Cedar plank grilling is a cooking technique where food, typically fish or other seafood, is placed on a pre-soaked cedar plank and cooked over direct heat on a grill. The cedar plank imparts a unique smoky flavor to the food, enhancing its taste and aroma.
How do I prepare cedar planks for grilling?
To prepare cedar planks for grilling, soak them in water for at least one hour before use. This helps prevent the wood from burning and creates steam, which adds moisture to the food. You can also add flavor by soaking the planks in wine, apple juice, or other liquids.
Can I reuse cedar planks?
Yes, you can reuse cedar planks if they are still in good condition after grilling.
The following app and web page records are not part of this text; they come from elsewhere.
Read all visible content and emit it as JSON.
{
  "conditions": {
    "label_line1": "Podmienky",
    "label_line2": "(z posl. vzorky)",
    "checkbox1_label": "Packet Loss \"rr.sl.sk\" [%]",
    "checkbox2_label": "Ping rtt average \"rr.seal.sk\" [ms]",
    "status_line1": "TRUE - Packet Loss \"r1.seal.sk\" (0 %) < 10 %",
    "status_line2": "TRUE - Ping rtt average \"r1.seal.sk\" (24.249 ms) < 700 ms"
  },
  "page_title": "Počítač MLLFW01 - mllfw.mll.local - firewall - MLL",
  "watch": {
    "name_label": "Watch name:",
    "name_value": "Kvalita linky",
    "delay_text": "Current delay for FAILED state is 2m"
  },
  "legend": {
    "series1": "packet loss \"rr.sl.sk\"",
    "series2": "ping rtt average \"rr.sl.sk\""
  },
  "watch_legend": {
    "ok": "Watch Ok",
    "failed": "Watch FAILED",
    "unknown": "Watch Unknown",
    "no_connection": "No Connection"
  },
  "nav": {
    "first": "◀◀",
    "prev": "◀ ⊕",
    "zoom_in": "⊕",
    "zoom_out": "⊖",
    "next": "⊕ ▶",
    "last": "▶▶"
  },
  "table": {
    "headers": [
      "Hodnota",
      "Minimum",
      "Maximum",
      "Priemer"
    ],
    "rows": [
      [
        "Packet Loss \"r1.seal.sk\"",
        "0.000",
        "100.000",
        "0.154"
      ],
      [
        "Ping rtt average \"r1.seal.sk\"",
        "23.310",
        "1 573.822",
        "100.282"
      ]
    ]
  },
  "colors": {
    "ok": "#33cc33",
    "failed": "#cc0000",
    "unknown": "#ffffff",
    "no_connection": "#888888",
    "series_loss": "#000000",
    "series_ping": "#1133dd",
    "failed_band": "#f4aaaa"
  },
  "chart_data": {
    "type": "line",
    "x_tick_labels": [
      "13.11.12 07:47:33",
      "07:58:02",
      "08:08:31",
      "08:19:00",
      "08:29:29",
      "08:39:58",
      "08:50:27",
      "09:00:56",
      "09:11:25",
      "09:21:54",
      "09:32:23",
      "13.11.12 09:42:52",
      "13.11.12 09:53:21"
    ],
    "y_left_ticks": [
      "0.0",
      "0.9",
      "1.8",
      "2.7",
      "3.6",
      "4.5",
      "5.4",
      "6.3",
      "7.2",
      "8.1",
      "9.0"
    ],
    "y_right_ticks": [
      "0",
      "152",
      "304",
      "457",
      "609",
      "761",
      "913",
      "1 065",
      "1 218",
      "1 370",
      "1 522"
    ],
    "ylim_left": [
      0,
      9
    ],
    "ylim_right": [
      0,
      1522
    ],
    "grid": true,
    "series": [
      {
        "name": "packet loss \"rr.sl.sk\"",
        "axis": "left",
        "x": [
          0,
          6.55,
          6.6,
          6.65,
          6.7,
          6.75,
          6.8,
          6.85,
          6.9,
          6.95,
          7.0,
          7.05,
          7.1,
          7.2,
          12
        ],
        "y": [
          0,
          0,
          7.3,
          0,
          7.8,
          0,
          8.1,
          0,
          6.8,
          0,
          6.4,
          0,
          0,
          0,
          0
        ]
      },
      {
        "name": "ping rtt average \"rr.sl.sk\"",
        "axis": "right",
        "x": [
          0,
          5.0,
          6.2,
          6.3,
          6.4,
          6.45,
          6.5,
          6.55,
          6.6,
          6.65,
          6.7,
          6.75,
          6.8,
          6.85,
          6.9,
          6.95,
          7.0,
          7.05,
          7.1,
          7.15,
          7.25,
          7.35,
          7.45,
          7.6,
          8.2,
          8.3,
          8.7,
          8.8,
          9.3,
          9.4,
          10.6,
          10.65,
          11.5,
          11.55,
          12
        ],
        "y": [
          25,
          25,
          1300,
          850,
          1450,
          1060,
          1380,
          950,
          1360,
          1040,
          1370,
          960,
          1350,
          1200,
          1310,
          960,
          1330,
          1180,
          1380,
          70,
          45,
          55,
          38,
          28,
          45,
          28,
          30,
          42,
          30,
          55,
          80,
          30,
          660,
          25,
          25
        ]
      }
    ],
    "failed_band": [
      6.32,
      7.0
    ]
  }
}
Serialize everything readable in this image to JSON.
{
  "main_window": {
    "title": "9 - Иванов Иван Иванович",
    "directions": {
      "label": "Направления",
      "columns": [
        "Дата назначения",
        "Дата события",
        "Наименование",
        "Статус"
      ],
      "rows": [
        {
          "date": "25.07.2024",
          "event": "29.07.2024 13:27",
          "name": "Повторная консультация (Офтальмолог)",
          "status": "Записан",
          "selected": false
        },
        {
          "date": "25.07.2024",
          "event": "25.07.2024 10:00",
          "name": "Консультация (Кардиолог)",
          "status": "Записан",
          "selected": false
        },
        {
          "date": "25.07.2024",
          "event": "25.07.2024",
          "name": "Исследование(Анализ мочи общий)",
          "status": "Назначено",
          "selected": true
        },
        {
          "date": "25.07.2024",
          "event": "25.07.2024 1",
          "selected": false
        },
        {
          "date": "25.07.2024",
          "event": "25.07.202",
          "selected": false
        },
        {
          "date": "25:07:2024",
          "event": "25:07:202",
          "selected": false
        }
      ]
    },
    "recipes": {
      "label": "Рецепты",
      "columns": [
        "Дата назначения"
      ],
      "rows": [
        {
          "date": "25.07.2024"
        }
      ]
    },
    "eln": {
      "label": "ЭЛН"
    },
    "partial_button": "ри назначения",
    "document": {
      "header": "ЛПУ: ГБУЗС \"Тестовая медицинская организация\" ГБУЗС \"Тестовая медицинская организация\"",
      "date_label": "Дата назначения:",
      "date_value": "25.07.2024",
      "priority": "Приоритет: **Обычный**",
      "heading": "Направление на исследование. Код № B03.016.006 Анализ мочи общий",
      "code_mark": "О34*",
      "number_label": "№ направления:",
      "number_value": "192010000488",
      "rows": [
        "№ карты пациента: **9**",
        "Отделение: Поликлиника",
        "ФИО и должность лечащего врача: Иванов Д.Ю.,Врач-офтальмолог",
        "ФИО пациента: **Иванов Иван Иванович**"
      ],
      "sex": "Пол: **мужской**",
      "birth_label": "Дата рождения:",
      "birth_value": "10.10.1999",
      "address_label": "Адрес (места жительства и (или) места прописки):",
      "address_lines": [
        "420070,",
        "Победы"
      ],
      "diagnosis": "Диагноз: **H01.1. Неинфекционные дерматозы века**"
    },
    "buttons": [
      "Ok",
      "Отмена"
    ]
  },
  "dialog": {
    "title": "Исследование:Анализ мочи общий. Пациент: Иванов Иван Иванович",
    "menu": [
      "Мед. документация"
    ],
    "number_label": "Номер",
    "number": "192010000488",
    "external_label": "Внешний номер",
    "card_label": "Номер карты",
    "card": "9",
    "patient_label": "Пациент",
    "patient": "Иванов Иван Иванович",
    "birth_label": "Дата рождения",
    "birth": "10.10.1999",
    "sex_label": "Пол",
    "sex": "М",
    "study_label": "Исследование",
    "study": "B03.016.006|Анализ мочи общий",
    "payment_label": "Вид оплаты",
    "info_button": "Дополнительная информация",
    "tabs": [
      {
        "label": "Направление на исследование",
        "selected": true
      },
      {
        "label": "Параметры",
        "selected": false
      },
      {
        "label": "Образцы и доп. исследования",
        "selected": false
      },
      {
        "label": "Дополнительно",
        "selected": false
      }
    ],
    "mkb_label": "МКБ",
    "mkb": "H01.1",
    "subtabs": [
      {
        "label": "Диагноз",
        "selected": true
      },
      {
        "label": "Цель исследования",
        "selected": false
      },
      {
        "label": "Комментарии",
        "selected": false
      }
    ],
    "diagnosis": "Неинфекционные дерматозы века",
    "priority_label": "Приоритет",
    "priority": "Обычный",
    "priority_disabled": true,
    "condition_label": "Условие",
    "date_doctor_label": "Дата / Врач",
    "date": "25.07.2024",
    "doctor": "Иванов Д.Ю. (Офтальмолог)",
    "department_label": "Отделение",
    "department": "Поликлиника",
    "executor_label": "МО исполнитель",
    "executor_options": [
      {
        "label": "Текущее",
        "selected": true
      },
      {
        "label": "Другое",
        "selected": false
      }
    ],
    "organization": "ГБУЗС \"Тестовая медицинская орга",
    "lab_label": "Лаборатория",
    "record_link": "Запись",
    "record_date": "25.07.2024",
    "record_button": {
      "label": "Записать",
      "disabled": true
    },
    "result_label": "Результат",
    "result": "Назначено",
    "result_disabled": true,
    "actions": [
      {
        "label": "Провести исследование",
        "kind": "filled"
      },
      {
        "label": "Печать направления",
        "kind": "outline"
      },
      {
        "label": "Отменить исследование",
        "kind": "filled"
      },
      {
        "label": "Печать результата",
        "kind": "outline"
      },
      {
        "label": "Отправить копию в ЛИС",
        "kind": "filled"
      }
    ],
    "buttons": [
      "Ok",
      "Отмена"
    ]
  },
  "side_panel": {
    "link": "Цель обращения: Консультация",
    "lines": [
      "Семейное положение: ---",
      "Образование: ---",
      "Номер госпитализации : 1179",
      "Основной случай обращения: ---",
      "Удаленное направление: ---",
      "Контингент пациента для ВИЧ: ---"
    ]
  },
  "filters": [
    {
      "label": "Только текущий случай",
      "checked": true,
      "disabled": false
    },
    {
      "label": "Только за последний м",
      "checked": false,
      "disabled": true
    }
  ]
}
Simply clean the planks thoroughly with hot water and a brush to remove any food residue. Avoid using soap, as it can interfere with the plank’s flavor. Allow the planks to dry completely before storing them for future use.
What types of food can be cooked on cedar planks?
While cedar plank grilling is commonly associated with fish and seafood, you can also use it for other foods such as chicken, vegetables, or even cheese. The technique works best with delicate or lean meats that benefit from the additional moisture and flavor infusion.
Can I use cedar planks on a gas grill?
Yes, cedar planks can be used on a gas grill. Preheat your gas grill to medium-high heat and place the soaked cedar plank directly on the grates. Once the plank begins to smoke, you can place the food on top of it and cook as usual.
How long does it take to cook food on cedar planks?
The cooking time will vary depending on the thickness and type of food being cooked. As a general guideline, most fish fillets take around 15-20 minutes, while chicken breasts or vegetables may require 25-30 minutes. It’s essential to monitor the internal temperature of the food to ensure it reaches the desired level of doneness.
Can I use cedar planks in the oven?
Yes, you can use cedar planks in the oven. Soak the planks as usual, then preheat your oven to the desired temperature. Place the soaked cedar plank with the food directly on the oven rack or a baking sheet. Keep a close eye on the cooking process to prevent any potential flare-ups.
Are cedar planks safe to use for grilling?
When used correctly, cedar planks are safe for grilling. Soaking the planks in water before grilling helps prevent them from catching fire. However, it’s essential to follow proper grilling safety practices, including monitoring the grill, keeping a fire extinguisher nearby, and practicing safe handling of hot objects.
Where can I find cedar planks for grilling?
Cedar planks can be found in most well-stocked grocery stores, specialty food stores, or kitchenware retailers. You can also purchase them online from various sources. Make sure to choose planks specifically labeled for grilling or culinary use to ensure they are free from chemicals or treatments.
Can I use other types of wood for plank grilling?
While cedar is the most commonly used wood for plank grilling due to its natural aromatic properties, you can experiment with other hardwoods, such as oak, hickory, or maple. However, be cautious when using woods that have been treated or coated, as they may contain chemicals that can be harmful when heated.
It’s enjoyable and simple to add some diversity to your grilling by grilling on wood planks. It enhances the flavor of a range of fish, meats, and vegetables, and keeps delicate dishes from coming apart on the grill. They also make cleanup a breeze.
Have you ever tried grilling on planks of wood? What do you like to cook on planks the most? In the comment section below, please tell me everything. I want your feedback as I always like to experiment.